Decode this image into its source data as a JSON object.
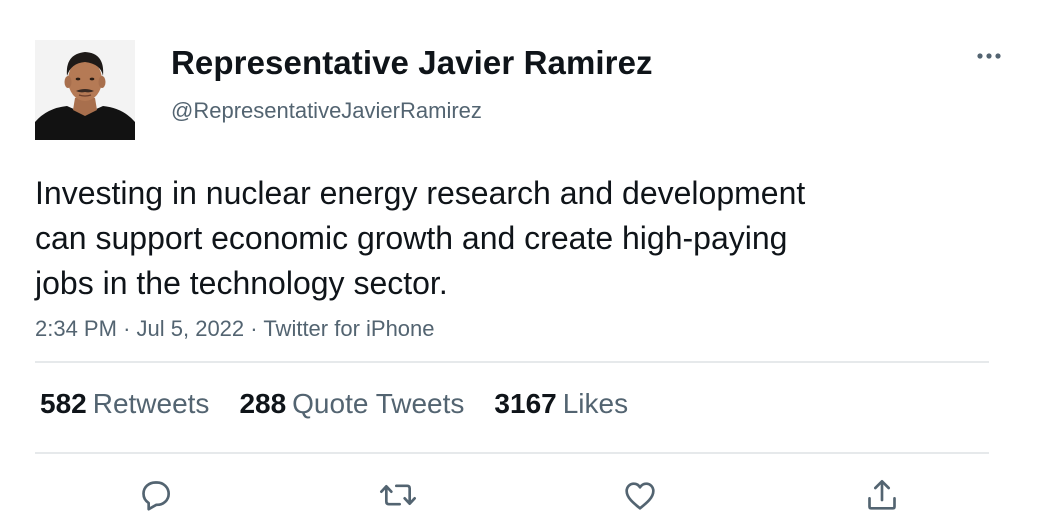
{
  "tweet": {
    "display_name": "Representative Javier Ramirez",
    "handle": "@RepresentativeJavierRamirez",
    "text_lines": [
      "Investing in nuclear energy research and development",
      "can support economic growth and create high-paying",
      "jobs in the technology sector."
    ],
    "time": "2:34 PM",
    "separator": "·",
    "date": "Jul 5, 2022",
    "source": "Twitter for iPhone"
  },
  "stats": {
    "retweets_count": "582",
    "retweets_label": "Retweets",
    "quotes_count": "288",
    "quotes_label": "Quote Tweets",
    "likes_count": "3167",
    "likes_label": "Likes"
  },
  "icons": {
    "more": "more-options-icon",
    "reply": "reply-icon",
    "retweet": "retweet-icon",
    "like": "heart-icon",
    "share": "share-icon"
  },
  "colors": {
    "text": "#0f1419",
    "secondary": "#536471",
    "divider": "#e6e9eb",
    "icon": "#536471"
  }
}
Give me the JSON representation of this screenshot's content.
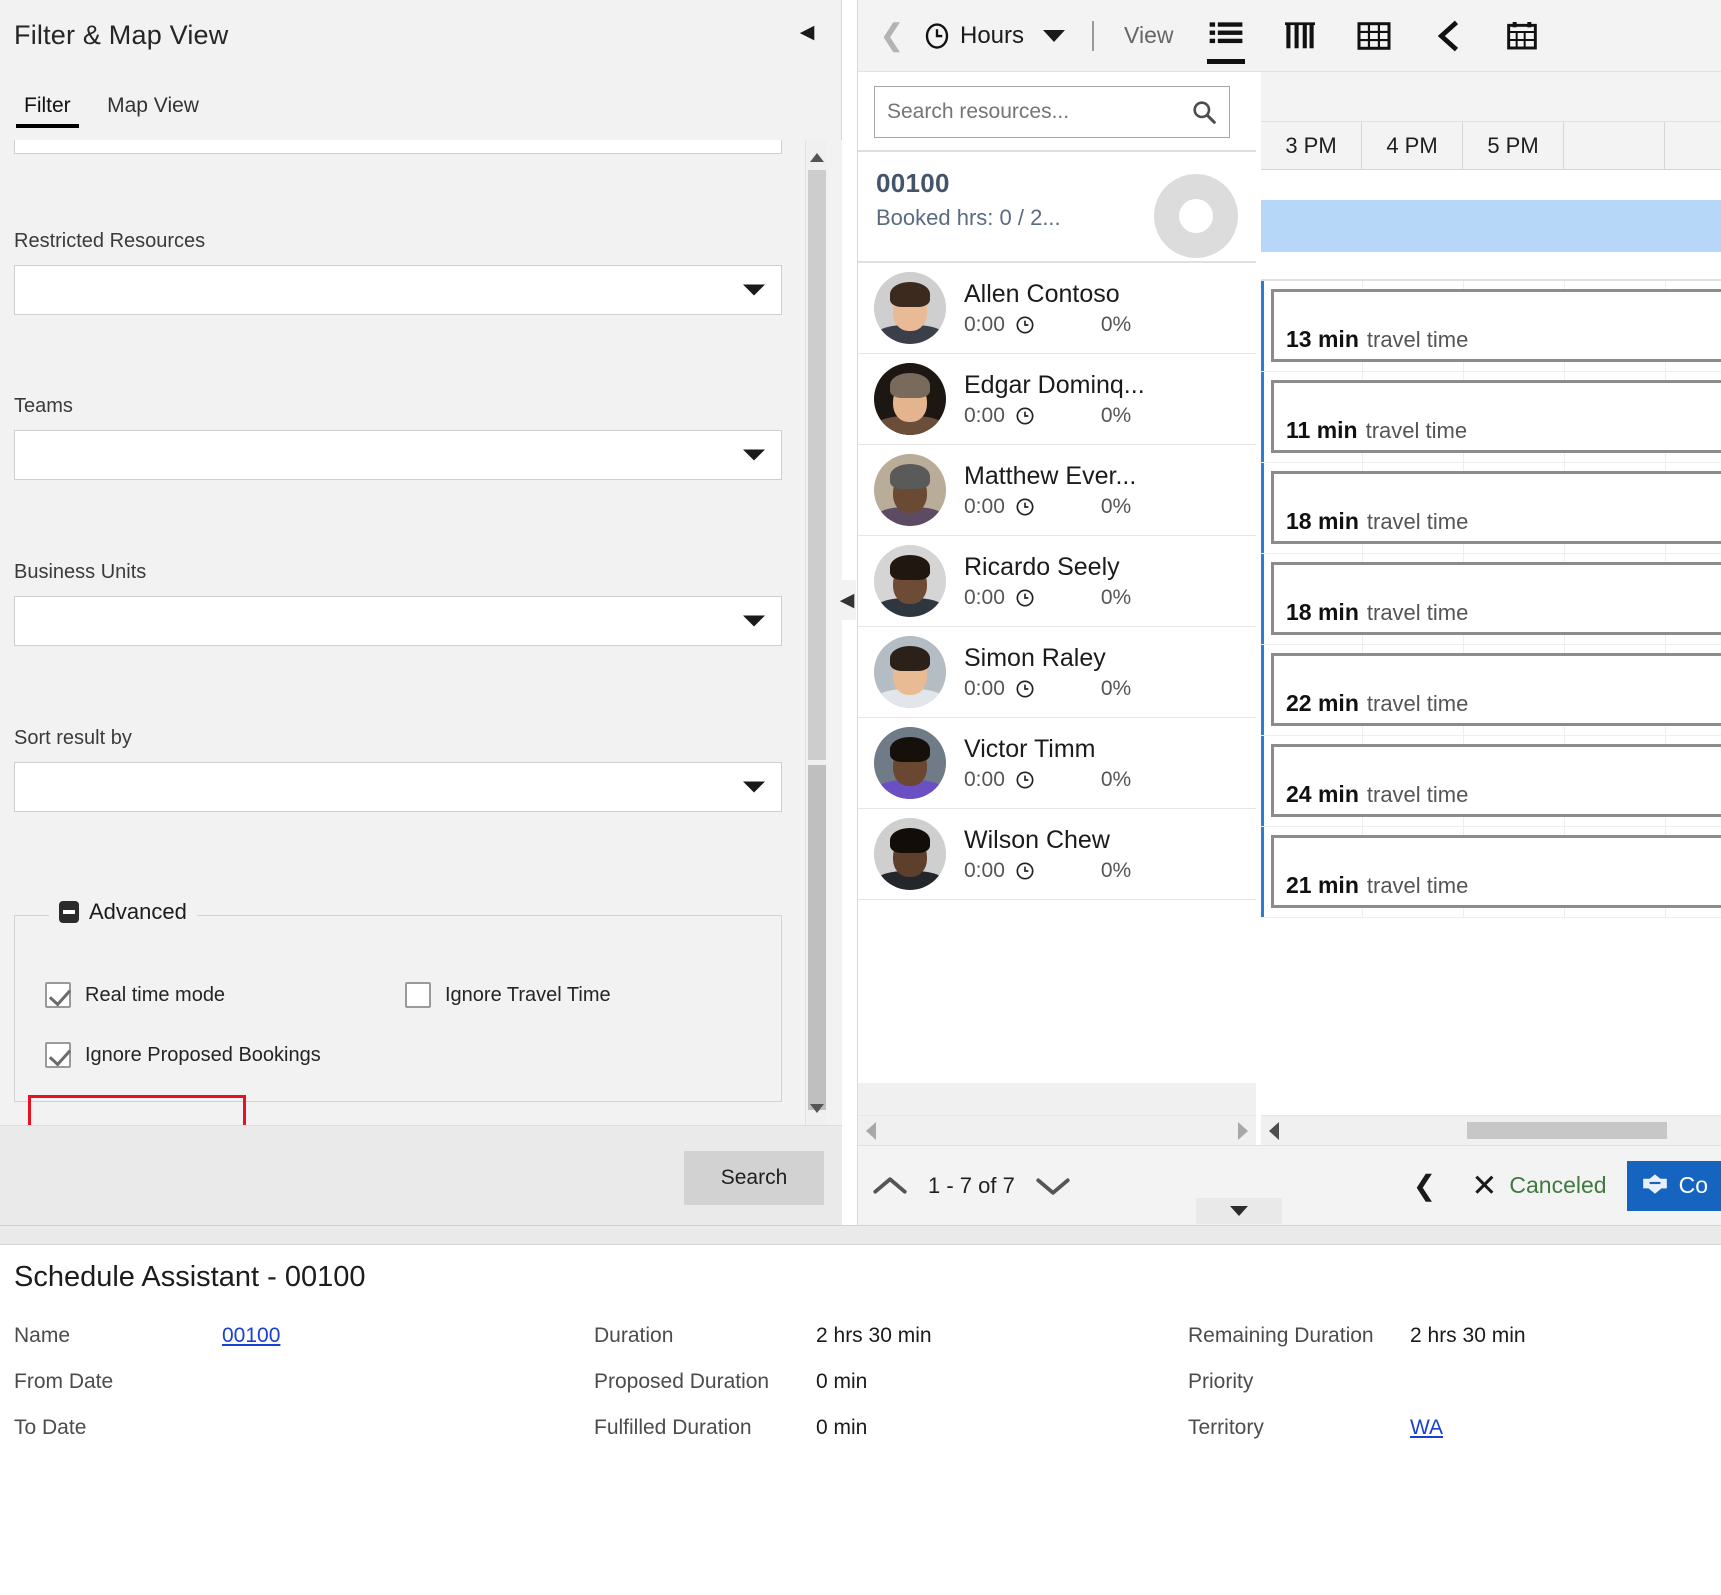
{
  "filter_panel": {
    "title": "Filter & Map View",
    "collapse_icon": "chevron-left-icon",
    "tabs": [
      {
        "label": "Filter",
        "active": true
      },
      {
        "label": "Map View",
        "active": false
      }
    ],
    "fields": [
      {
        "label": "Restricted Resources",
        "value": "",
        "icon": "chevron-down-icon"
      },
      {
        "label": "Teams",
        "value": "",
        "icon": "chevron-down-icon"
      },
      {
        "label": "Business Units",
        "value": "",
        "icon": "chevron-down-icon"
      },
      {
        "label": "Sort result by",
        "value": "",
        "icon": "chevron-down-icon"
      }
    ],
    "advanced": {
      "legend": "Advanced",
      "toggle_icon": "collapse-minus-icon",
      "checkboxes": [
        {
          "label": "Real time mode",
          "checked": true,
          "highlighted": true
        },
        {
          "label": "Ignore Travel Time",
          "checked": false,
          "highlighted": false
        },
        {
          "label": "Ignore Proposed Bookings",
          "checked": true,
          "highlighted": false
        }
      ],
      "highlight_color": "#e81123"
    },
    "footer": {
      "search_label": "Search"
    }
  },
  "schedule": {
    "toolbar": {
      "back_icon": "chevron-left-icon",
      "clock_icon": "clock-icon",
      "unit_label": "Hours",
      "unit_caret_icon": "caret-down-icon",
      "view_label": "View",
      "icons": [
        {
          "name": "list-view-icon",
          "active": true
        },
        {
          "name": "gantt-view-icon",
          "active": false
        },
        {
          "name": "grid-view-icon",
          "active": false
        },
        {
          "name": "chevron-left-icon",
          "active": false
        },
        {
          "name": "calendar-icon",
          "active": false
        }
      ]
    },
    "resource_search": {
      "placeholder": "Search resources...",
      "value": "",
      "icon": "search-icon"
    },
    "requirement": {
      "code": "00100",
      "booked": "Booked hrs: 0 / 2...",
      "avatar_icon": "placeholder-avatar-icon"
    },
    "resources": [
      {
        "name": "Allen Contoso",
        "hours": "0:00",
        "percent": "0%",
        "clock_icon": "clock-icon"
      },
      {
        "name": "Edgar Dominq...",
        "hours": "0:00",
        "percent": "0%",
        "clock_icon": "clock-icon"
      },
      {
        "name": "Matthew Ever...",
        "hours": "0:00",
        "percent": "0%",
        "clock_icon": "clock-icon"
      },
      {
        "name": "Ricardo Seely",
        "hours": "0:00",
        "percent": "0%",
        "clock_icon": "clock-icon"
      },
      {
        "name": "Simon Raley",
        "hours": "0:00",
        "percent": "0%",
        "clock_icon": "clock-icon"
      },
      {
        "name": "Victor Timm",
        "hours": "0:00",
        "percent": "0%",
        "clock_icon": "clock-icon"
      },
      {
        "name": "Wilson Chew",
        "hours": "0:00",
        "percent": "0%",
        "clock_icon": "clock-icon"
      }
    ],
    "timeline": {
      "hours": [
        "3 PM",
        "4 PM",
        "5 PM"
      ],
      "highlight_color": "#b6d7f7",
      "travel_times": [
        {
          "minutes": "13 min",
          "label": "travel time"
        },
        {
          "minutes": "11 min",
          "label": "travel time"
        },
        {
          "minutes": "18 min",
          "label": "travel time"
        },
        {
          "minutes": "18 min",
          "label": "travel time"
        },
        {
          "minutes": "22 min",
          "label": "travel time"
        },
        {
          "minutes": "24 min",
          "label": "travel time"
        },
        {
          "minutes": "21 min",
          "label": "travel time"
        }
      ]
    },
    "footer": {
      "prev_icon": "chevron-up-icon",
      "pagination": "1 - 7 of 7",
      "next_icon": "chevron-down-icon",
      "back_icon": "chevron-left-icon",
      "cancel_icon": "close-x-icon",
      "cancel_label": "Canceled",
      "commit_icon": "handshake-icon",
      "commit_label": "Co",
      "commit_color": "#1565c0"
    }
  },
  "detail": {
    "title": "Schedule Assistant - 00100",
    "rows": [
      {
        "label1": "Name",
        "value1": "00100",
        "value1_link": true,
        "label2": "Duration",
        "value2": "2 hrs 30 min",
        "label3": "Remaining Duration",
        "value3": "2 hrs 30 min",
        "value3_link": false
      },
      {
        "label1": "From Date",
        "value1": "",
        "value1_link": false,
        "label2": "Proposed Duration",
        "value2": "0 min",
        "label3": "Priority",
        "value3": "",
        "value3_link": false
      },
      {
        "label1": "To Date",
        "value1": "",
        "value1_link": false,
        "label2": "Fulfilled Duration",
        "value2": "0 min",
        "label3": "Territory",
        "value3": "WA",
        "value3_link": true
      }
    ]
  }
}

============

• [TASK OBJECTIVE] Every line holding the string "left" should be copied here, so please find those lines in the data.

• [SOLUTION FOR THIS EXERCISE]
    "collapse_icon": "chevron-left-icon",
      "back_icon": "chevron-left-icon",
          "name": "chevron-left-icon",
      "back_icon": "chevron-left-icon",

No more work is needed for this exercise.